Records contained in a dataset
════════
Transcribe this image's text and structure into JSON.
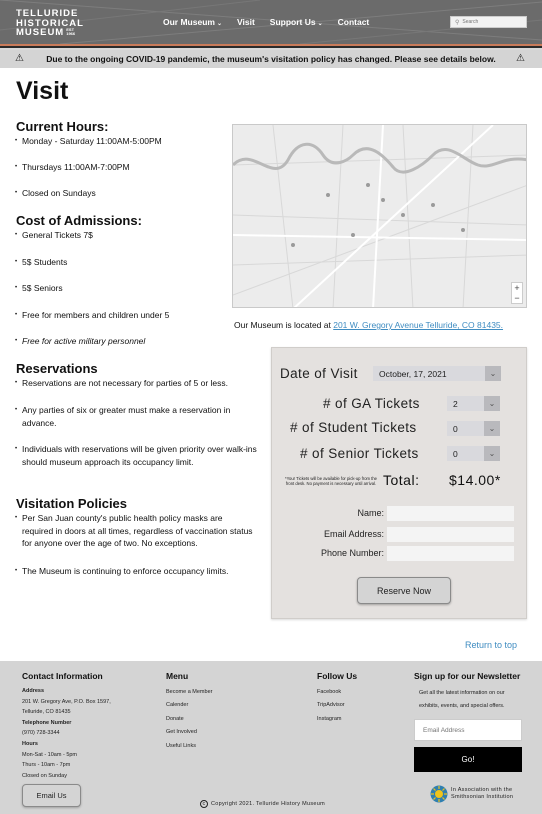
{
  "header": {
    "logo_line1": "TELLURIDE",
    "logo_line2": "HISTORICAL",
    "logo_line3": "MUSEUM",
    "logo_est": "EST 1966",
    "nav": [
      {
        "label": "Our Museum",
        "dropdown": true
      },
      {
        "label": "Visit",
        "dropdown": false
      },
      {
        "label": "Support Us",
        "dropdown": true
      },
      {
        "label": "Contact",
        "dropdown": false
      }
    ],
    "search_placeholder": "Search"
  },
  "alert": {
    "text": "Due to the ongoing COVID-19 pandemic, the museum's visitation policy has changed. Please see details below."
  },
  "page_title": "Visit",
  "hours": {
    "heading": "Current Hours:",
    "items": [
      "Monday - Saturday 11:00AM-5:00PM",
      "Thursdays 11:00AM-7:00PM",
      "Closed on Sundays"
    ]
  },
  "admissions": {
    "heading": "Cost of Admissions:",
    "items": [
      "General Tickets 7$",
      "5$ Students",
      "5$ Seniors",
      "Free for members and children under 5",
      "Free for active military personnel"
    ]
  },
  "reservations": {
    "heading": "Reservations",
    "items": [
      "Reservations are not necessary for parties of 5 or less.",
      "Any parties of six or greater must make a reservation in advance.",
      "Individuals with reservations will be given priority over walk-ins should museum approach its occupancy limit."
    ]
  },
  "policies": {
    "heading": "Visitation Policies",
    "items": [
      "Per San Juan county's public health policy masks are required in doors at all times, regardless of vaccination status for anyone over the age of two. No exceptions.",
      "The Museum is continuing to enforce occupancy limits."
    ]
  },
  "map": {
    "caption_prefix": "Our Museum is located at ",
    "address_link": "201 W. Gregory Avenue Telluride, CO 81435."
  },
  "form": {
    "date_label": "Date of Visit",
    "date_value": "October, 17, 2021",
    "ga_label": "# of GA Tickets",
    "ga_value": "2",
    "student_label": "# of Student Tickets",
    "student_value": "0",
    "senior_label": "# of Senior Tickets",
    "senior_value": "0",
    "note": "*Your Tickets will be available for pick-up from the front desk. No payment is necessary until arrival.",
    "total_label": "Total:",
    "total_value": "$14.00*",
    "name_label": "Name:",
    "email_label": "Email Address:",
    "phone_label": "Phone Number:",
    "reserve_label": "Reserve Now"
  },
  "return_top": "Return to top",
  "footer": {
    "contact_heading": "Contact Information",
    "address_title": "Address",
    "address_line1": "201 W. Gregory Ave, P.O. Box 1597,",
    "address_line2": "Telluride, CO 81435",
    "phone_title": "Telephone Number",
    "phone": "(970) 728-3344",
    "hours_title": "Hours",
    "hours_line1": "Mon-Sat - 10am - 5pm",
    "hours_line2": "Thurs - 10am - 7pm",
    "hours_line3": "Closed on Sunday",
    "email_button": "Email Us",
    "menu_heading": "Menu",
    "menu_items": [
      "Become a Member",
      "Calender",
      "Donate",
      "Get Involved",
      "Useful Links"
    ],
    "follow_heading": "Follow Us",
    "follow_items": [
      "Facebook",
      "TripAdvisor",
      "Instagram"
    ],
    "newsletter_heading": "Sign up for our Newsletter",
    "newsletter_line1": "Get all the latest information on our",
    "newsletter_line2": "exhibits, events, and special offers.",
    "newsletter_placeholder": "Email Address",
    "go_label": "Go!",
    "copyright": "Copyright 2021. Telluride History Museum",
    "smithsonian_line1": "In Association with the",
    "smithsonian_line2": "Smithsonian Institution"
  },
  "colors": {
    "header_bg": "#6b6b6b",
    "accent_stripe": "#c97b5a",
    "alert_bg": "#d4d4d4",
    "link": "#3f8cc1",
    "panel_bg": "#e4e1df",
    "footer_bg": "#d4d4d4"
  }
}
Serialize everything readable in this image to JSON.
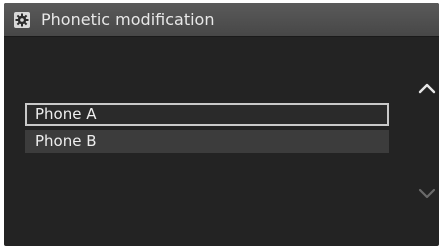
{
  "titlebar": {
    "icon": "gear-icon",
    "title": "Phonetic modification"
  },
  "list": {
    "items": [
      {
        "label": "Phone A",
        "selected": true
      },
      {
        "label": "Phone B",
        "selected": false
      }
    ]
  },
  "scroll": {
    "up_icon": "chevron-up-icon",
    "down_icon": "chevron-down-icon",
    "up_color": "#e6e6e6",
    "down_color": "#6a6a6a"
  },
  "colors": {
    "background": "#232323",
    "titlebar": "#4f4f4f",
    "item": "#3c3c3c",
    "selected_border": "#c9c9c9"
  }
}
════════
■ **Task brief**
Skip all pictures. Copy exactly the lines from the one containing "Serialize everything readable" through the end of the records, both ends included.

■ **Answer**
Serialize everything readable in this image to JSON.
{
  "titlebar": {
    "icon": "gear-icon",
    "title": "Phonetic modification"
  },
  "list": {
    "items": [
      {
        "label": "Phone A",
        "selected": true
      },
      {
        "label": "Phone B",
        "selected": false
      }
    ]
  },
  "scroll": {
    "up_icon": "chevron-up-icon",
    "down_icon": "chevron-down-icon",
    "up_color": "#e6e6e6",
    "down_color": "#6a6a6a"
  },
  "colors": {
    "background": "#232323",
    "titlebar": "#4f4f4f",
    "item": "#3c3c3c",
    "selected_border": "#c9c9c9"
  }
}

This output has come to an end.